  1. The beekeepers think the system is beneficial to use, yet they have limited exposure to digital technology and are not familiar with such kind of technology. Thus it is suggested to conduct more capacity building activities to make them familiar with technologies like SAMS.
  2. Limited access to the monitoring equipment found in the local markets. Install a new system or maintaining it was challenging in the implementation process. Government attention is highly required to make IoT components available in the local market to sustainably use technologies like SAMS.
  3. Raspberry pi zero W is an affordable single board computer but it is a bit overkill to be used as a data logger and the power consumption is relatively higher than the alternatives. Replacing it to the simpler system will benefit on the cost redaction and power consumption demanded by the system.
  4. Setting up a solar power system was a challenge because most apiary sites are inside a forest.
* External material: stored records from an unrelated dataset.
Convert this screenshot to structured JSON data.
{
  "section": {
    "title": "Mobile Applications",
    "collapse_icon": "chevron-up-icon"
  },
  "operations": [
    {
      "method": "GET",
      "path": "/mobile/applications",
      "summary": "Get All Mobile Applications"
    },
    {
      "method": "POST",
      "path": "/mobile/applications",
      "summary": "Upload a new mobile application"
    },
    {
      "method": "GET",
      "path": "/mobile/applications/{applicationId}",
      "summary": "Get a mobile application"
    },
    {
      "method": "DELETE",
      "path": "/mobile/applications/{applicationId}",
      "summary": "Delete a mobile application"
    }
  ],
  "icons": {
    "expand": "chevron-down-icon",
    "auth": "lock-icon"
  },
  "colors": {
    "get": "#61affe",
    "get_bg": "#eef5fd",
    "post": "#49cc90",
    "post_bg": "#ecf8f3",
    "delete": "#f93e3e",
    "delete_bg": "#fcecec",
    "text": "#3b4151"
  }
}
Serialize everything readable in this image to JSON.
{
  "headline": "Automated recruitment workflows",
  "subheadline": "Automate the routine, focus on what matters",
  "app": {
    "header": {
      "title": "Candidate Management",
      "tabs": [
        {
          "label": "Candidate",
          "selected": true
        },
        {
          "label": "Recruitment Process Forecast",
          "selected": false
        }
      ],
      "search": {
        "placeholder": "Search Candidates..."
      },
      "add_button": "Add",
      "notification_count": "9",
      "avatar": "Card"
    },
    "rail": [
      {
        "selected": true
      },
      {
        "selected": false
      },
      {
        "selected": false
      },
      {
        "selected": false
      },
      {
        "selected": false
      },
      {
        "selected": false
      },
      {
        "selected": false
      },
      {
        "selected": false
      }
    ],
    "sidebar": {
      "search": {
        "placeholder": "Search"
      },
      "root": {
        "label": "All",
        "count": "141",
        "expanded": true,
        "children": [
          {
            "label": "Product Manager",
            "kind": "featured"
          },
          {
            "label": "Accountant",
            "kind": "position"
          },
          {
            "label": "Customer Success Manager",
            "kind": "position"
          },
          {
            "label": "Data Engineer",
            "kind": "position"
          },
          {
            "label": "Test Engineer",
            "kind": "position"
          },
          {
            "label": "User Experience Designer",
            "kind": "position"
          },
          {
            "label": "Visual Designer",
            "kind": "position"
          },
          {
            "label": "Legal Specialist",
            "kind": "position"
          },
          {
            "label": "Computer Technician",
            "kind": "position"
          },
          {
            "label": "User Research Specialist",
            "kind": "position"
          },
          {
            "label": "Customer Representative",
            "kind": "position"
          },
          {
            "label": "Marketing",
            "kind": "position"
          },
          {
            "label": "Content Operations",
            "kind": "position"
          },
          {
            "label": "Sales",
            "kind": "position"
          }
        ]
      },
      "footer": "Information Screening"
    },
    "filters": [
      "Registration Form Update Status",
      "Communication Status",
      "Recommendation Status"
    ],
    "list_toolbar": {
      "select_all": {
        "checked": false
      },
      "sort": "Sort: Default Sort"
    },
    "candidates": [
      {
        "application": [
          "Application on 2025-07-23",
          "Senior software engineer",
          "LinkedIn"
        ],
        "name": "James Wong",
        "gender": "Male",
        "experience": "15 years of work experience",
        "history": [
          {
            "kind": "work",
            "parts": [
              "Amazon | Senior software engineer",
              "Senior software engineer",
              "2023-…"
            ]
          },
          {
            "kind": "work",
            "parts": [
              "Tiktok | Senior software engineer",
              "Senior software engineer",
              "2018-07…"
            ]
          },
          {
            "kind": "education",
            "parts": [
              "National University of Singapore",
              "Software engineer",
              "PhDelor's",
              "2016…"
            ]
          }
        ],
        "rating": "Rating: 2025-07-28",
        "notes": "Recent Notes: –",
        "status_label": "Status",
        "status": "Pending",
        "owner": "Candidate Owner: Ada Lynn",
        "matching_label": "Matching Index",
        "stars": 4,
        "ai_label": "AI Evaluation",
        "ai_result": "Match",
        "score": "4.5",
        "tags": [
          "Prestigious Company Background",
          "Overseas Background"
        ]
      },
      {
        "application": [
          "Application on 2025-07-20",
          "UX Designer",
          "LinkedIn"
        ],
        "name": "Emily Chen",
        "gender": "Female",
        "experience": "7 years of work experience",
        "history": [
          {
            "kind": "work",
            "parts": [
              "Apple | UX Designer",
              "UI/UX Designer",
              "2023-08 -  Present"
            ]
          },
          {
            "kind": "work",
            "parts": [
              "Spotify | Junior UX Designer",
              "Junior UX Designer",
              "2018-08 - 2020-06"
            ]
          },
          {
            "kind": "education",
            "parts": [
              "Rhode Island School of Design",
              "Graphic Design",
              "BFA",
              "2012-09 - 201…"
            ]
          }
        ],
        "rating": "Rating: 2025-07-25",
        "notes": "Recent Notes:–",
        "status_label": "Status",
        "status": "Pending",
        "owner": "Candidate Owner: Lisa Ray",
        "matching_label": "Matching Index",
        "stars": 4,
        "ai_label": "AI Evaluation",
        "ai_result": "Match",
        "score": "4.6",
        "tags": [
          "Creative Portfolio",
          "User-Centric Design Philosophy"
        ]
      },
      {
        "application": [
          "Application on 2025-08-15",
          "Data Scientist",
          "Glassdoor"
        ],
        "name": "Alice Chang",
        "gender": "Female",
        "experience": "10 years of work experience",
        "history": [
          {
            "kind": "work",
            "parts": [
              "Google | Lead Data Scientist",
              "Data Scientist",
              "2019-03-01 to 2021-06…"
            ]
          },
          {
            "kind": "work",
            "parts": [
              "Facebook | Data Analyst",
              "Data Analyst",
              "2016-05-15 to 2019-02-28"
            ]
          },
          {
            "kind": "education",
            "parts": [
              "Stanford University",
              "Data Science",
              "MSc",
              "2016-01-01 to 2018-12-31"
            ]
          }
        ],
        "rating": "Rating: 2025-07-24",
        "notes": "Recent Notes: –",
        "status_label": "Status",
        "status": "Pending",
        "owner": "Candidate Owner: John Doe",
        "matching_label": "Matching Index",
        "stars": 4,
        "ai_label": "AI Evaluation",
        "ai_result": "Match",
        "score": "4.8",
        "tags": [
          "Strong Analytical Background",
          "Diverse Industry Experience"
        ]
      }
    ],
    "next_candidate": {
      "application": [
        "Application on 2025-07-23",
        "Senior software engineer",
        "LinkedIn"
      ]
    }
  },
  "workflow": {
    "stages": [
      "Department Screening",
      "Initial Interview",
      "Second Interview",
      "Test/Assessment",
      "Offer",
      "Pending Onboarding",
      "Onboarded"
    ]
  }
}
To improve this situation alternative power sources are required to address appears located in areas with more tree coverage on land.
  5. Currently the SAMS system is moderately affordable for beekeepers and cutting down costs by using simple function modules will improve the affordability range by the beekeepers.

Most of the Ethiopian beekeepers have traditional beekeeping experience which they have learned from their elders or fellow beekeepers. SAMS will give them the benefits of growing their beekeeping skills in the fields of modern beekeeping and simplifying their ways of beekeeping activities with more productivity. But it needs more work on closing the gaps to use digital technologies on beekeeping and minimizing the cost for the SAMS system to make it more reachable by most beekeepers

Acceptance of the SAMS-system in Indonesia

Some adjustments and findings are discovered within the SAMS monitoring system’s implementation process and usability testing in Indonesia. These findings will significantly contribute to business potential mapping and development. Some of the main findings are:

  1. Beekeepers have a limited budget, and technology is not yet considered in beekeeping practices.
  2. Local beekeepers found it valuable to monitor trap-hives (modern beehives used to trap new bee colony), placed deep in the forest, so power source became the main concern for such systems.
  3. Cheaper monitoring system that simple and easy to augment to the existing modern beehive is preferable.
  4. Improvement of sustainable power source beside solar panel, considering that the SAMS HIVE system is often put deep in the forest.
  5. Smaller or simple monitoring system components that easy to bring while travel on foot to the remote apiary site.

Some aspects concerning the beekeeping ecosystem in target countries also need to be considered; for example, the Indonesian beekeeping ecosystem is not yet developed as the beekeeping ecosystem in Ethiopia or Europe. This immaturity of the ecosystem resulting in a lack of integrated support from beekeeping stakeholders. So simple technology is considered a better option to first improved the ecosystem.